Would it surprise you that some Estate Agency chains pay their staff a commission when they put the property on to the market, not when it sells? So, their team overinflate their suggested asking prices to get that commission.
Over the last 18 months, with the rising property market, there has undoubtedly been a valid reason for pushing the envelope on the asking price. Yet, if every house like yours is on the market or sold subject to contract at £300,000 to £320,000, yours isn’t going to achieve £355,000, let alone £375,000 – even in this market.
With 62% of Newcastle homes still for sale after a month, the market is starting to level out and if you are keen to sell, then let me give you some advice.
Research has shown that if the asking price is initially set too high, it will be ignored by people surfing Rightmove and Zoopla.
(Come on, be honest – you have done that yourself haven’t you?)
When the property is eventually reduced because it has the stigma of being on the property market too long (begging the question of potential buyers that there may be a problem with the property itself hence no interest?), often when it does eventually sell, it will sell for less than what it would have done if it were priced correctly from day one (as per the two reports from Which in 2017 and 2019).
Of course, on the other hand, setting the asking price below its market value means potentially leaving money on the table needlessly – hence the need for a good agent.
Putting your Newcastle home or buy-to-let investment up for sale at the right price from the beginning is the key to selling within the best time frame and for the best price to a serious and motivated buyer.
Ask a handful of estate agents to value your home, ask them to back up any valuation of your Newcastle home with cold hard comparables of similar properties to yours.

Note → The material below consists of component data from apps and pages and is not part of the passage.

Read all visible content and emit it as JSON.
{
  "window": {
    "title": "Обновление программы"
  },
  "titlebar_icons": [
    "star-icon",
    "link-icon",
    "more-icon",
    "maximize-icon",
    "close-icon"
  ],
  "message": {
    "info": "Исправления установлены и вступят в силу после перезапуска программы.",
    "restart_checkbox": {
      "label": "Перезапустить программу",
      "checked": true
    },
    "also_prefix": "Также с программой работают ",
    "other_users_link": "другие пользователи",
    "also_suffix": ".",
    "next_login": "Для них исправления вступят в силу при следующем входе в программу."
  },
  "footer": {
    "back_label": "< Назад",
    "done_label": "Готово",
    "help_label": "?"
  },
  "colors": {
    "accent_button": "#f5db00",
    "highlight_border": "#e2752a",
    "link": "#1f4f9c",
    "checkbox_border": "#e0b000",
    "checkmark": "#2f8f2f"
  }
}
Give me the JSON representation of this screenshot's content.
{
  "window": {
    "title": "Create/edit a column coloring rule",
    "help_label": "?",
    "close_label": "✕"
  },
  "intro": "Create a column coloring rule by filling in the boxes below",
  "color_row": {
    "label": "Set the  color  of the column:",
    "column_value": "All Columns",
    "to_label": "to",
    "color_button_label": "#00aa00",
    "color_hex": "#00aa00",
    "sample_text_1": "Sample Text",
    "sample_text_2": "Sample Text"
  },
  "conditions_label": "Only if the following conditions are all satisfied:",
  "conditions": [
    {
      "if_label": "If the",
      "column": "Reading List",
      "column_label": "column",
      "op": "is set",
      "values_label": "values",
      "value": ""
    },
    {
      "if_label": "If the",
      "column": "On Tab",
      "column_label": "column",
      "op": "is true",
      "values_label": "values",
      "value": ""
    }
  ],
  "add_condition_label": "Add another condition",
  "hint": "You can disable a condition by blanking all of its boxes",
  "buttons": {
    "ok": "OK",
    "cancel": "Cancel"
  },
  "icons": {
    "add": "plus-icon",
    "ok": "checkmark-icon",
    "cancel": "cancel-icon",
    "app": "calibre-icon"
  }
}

Find your comparables by searching ALL the property portals (i.e. Rightmove, Zoopla, Boomin, OnTheMarket).
If you only take away one thing from this article, when you search the portals for comparables, make sure you include under offer/sold STC properties, as that will triple the comparable evidence.
Thus, by doing your homework and then working with a dependable, trustworthy and experienced Newcastle estate agent, who will help to ensure that your Newcastle property is put on the market to get you, the homeowner, the best price from day one without over cooking it (so you don’t lose out), you will be just fine.
These are my thoughts, let me know if you have any yourself.